It is still known as the Plantain Family, and back when Plataginaceae had only three genera, the weedy little plantains had some status.  Now that a massive dump from the breakup of the Figworts has increased its size to some 90 genera and 1700 species, there are suggestions that the family be named after something less forgettable, such as the Penstemons.
 

 
The Plantains (no relation to plantain bananas) of the Plantago genus are worldly weeds of small stature.  This is likely Plantago australis, which betimes is called Mexican Plantain, although it is widespread in the Neotropics, where it and its kin are known as Llanten. Click to see big picture (283x480 pixels; 90 KB)
Plantago rigida is a very different creature.  It is a mat-forming member of the high alpine (ie. paramo) community in the Andes from here in Colombia to Bolivia.  The local name is Colchon de Agua (water cushion), perhaps because the leaves trap rain water. Click to see big picture (575x480 pixels; 160 KB)
Russelia equisetiformis is a Mexican contribution to tropical gardens around the world.  It is called everything from Coral Fountain to Firecracker Fern.  In Latin America, terms such as Lagrimas de Cupido (or Jupiter) are common, although it is hard to imagine the flowers as tears. Click to see big picture (404x480 pixels; 101 KB)
Russelia equisetiformis also comes in white, although it is not clear if this is natural or of horticultural origin. Click to see big picture (519x480 pixels; 35 KB)
Russelia sarmentosa has similar flowers but very different form and leaves.  It is known as Leafy Coralblow or Red Firecracker Plant, and has spread from Mexico through much of the Neotropics. Click to see big picture (637x480 pixels; 99 KB)

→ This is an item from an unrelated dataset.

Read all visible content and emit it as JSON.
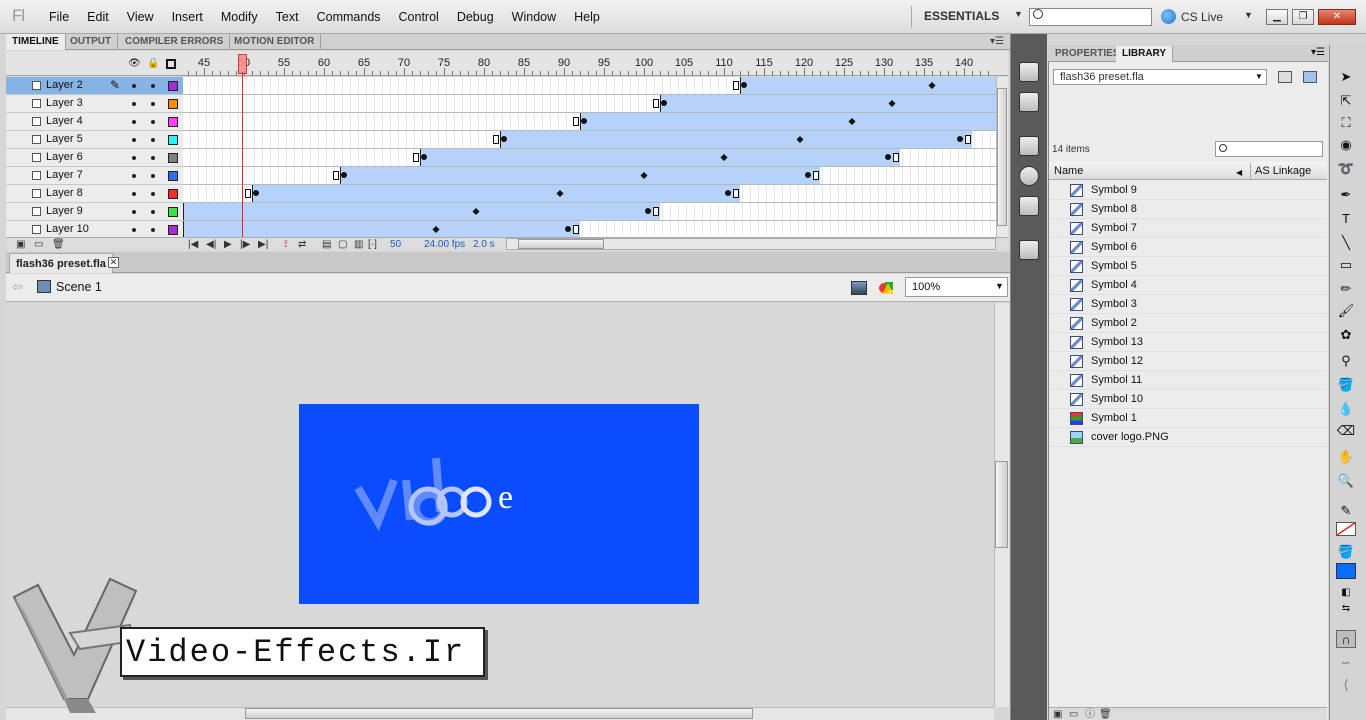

There are some 250 species of Penstemon recognized, and many more cultivars and hybrids.  For those who want to dig deeper, the American Penstemon Society may be tapped at www.apsdev.org.  This species from the mountains of southern Mexico features twin flowers.  No idea of its designation. Click to see big picture (575x480 pixels; 64 KB)
From the hills of Mexico's Oaxaca Province, this appears to be Penstemon barbatus, which for some reason goes by the name of Beardip Penstemon in its range from the southern U. S. to southern Mexico. Click to see big picture (525x480 pixels; 94 KB)

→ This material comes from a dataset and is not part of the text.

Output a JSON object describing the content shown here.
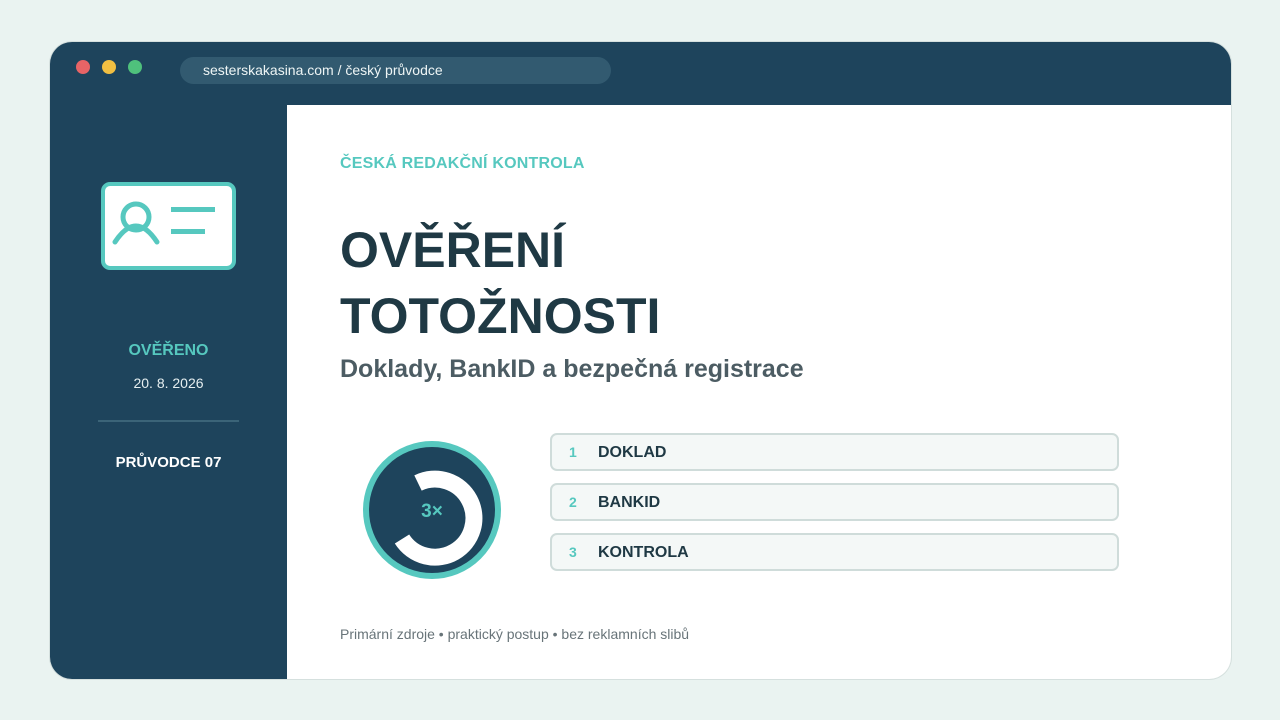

With the same range as beardip, this is likely Penstemon roseus, again from upland Mexico. Click to see big picture (411x480 pixels; 70 KB)
This photo from a pass in central Mexico might be one of several species, but similar photos have been posted under the name of Penstemon gentianoides. Click to see big picture (329x480 pixels; 90 KB)
But then the botanical gardens at University of California, Berkeley, present this as an example of Penstemon gentianoides. Click to see big picture (435x480 pixels; 100 KB)
While across the bay, here is San Francisco Botanical Garden's take on Penstemon gentianoides.  This one actually looks a bit like a gentian. Click to see big picture (459x480 pixels; 69 KB)


Figwort is easier to pronounce than Scrophulariaceae, but by whatever name, this once proud family has had most of its 275 original genera torn away and distributed to other families in the Lamiales Order.  There is not a whole lot left.
 

 
Torenia fournieri carries a Chinese passport, but under the garden name of Wishbone Flower, it has been widely planted and escaped.  Here it is near the Catarata de Toro in Costa Rica.  There are those who would like to file this species under something called the Linderniaceae. Click to see big picture (314x480 pixels; 80 KB)
Buddleja americana may be found in the Caribbean and in the western Neotropics from central Mexico to Bolivia.  It is used for everything from headaches to tumors.  Salvia Castilla and Hierba de Mosco are two of its many names. Click to see big picture (523x480 pixels; 88 KB)
Buddleja nitida is a mountain plant, ranging from southern Mexico to Panama, and is being studied as a snake anti-venom.  This genus started out in the Loganiaceae, then briefly had their own family before being sent to shore up the crumbling Figworts. Click to see big picture (461x480 pixels; 102 KB)